    what can i say? i'm the shit!! :rolleyes: :D:D just playin.

    here is my take on a mini- English Wheel as seen here on teh HAMB before by many other builders. i built it because i don't have room for a big one. this one is real handy for making small patch panel with compound curves. not much good for anything big. might work good if you wanted to build a 1:18 scale hot rod :D.

    sourced the "wheels" by going through all the bearings they had at the local farm supply store and parts stores untill i found a couple that i thought would work that were'nt too expensive. the bearings are the only thing that realy cost any money. the adjuster is a double 'D' steering shaft (Chevy truck from the early 80s if i remember right) and a half inch nut and long half inch carriage bolt. i think you'll figure it out from the pics.
    i had a buddy turn me a couple bushings on his lathe to make the bearings i found accept a bolt as an "axle" (again, see the pics).

    i think the pics pretty much tell the story so i'll shut up now.










    [​IMG] note. i wish i had found a lower bearing/wheel with slightly less "crown" and possibly a tad wider and intend to locate such a bearing one of these days.
    TrialByError, fauj and 500caddy like this.

Share This Page

Register now to get rid of these ads!


Copyright © 1995-2021 The Jalopy Journal: Steal our stuff, we'll kick your teeth in. Terms of Service. Privacy Policy.
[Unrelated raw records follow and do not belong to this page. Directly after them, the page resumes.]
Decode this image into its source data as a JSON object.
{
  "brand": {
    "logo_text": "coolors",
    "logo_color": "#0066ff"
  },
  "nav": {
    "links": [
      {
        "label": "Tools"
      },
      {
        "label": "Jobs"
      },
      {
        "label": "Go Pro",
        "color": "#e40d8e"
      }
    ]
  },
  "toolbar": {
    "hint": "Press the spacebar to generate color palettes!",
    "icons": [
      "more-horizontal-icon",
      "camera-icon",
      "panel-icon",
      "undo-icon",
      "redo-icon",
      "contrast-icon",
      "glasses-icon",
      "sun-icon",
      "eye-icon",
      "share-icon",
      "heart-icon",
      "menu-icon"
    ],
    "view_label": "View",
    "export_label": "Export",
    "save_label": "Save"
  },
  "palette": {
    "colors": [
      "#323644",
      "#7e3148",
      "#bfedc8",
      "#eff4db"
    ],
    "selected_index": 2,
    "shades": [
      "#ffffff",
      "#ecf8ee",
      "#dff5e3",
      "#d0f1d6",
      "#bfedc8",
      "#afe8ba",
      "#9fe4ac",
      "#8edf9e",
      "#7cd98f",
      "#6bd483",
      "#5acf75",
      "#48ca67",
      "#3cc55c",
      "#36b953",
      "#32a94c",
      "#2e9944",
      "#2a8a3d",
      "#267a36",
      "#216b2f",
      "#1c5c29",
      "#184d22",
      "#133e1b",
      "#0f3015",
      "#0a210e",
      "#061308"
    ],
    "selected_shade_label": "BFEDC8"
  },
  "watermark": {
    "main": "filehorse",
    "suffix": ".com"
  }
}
Atomic Industry
Forum software by XenForo™ ©2010-2014 XenForo Ltd.